On Jan. 24, the Institute’s eleventh annual InVenture Prize competition kicked off its preliminary round of evaluation in the Student Center Ballroom. Over forty teams of students presented judges with their product ideas, business plans, and prototypes. Additionally, each team was briefly interviewed by media representatives from the Georgia Public Broadcasting network (GPB), and students were able to obtain their first taste of this year’s competitive environment.
Teams were composed of students ranging from first-years to those who had graduated within the last year. Although such an age gap existed among some of the competitors, the quality of the students’ inventions and business endeavors showed no evidence of this. This year’s notable inventions included those of data collection websites, educational apps, medical devices, and even those made for daily use by the average consumer.
Each team was prepared with their respective “quick pitches” and explanations, and judges undoubtedly had difficulty in narrowing the contestant pool down to the twenty-seven teams to move on to the next round of the competition.
On Tuesday, February 5, the semi-final round of the 2019 InVenture Prize Competition was held in the Georgia Tech Manufacturing Institute. Here the twenty-seven remaining teams of student innovators gathered and presented to a panel of judges their inventions and business concepts.

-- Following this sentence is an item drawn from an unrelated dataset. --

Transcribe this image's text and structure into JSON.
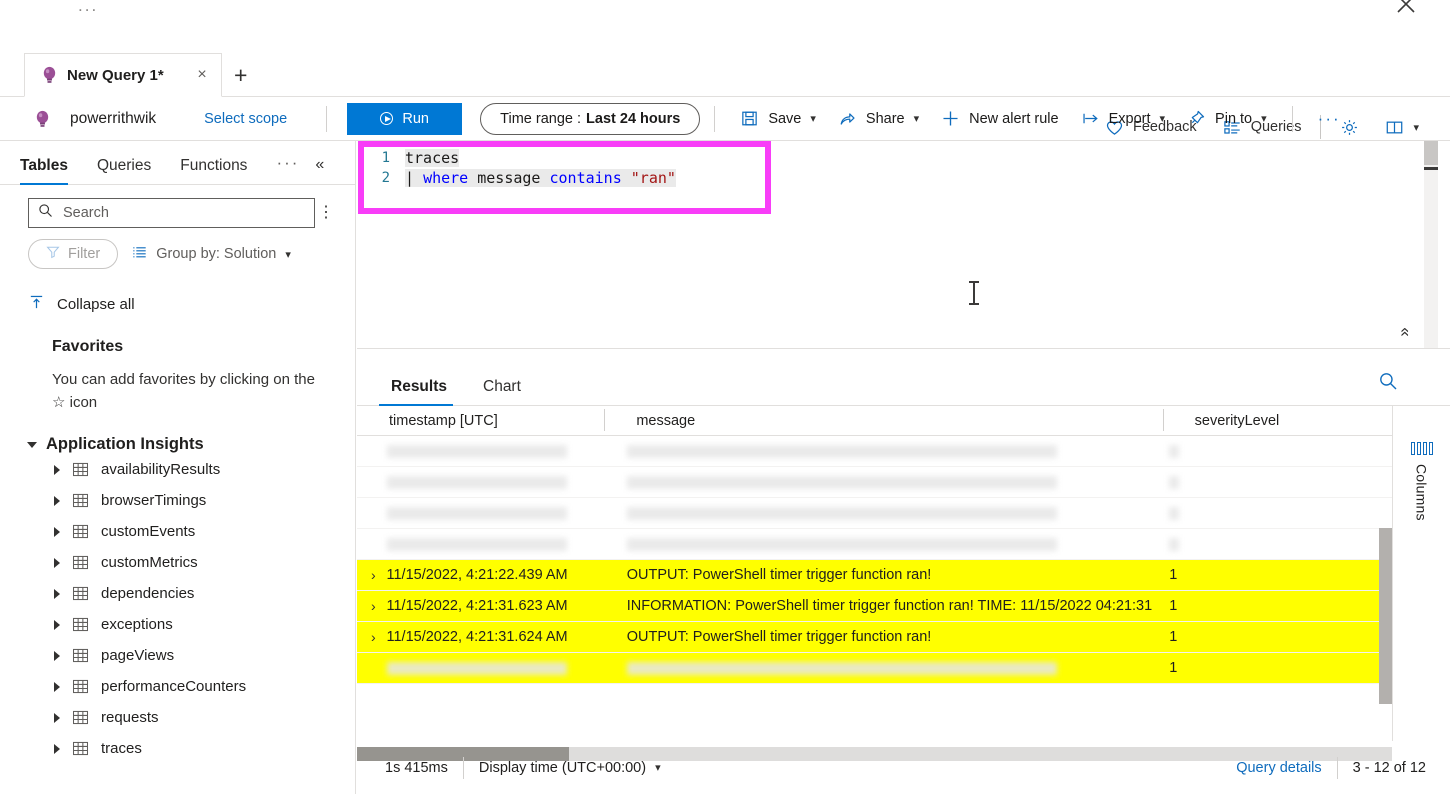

The event took place throughout the majority of the day, as teams were called to present during their allotted times. Upon entering, teams were granted three minutes to conduct their idea pitches, and then ten minutes of discussion were held for feedback from the judges. The judge panel was composed of experts in multiple fields of discipline and whose numbers varied from five to eight throughout the day.
As opposed to the more clamorous, round-robin-type environment of the preliminary round, teams were able to present their pitches in a more collected and private manner. Teams presented their ideas one at a time, and this allowed for a much more personal experience between the parties.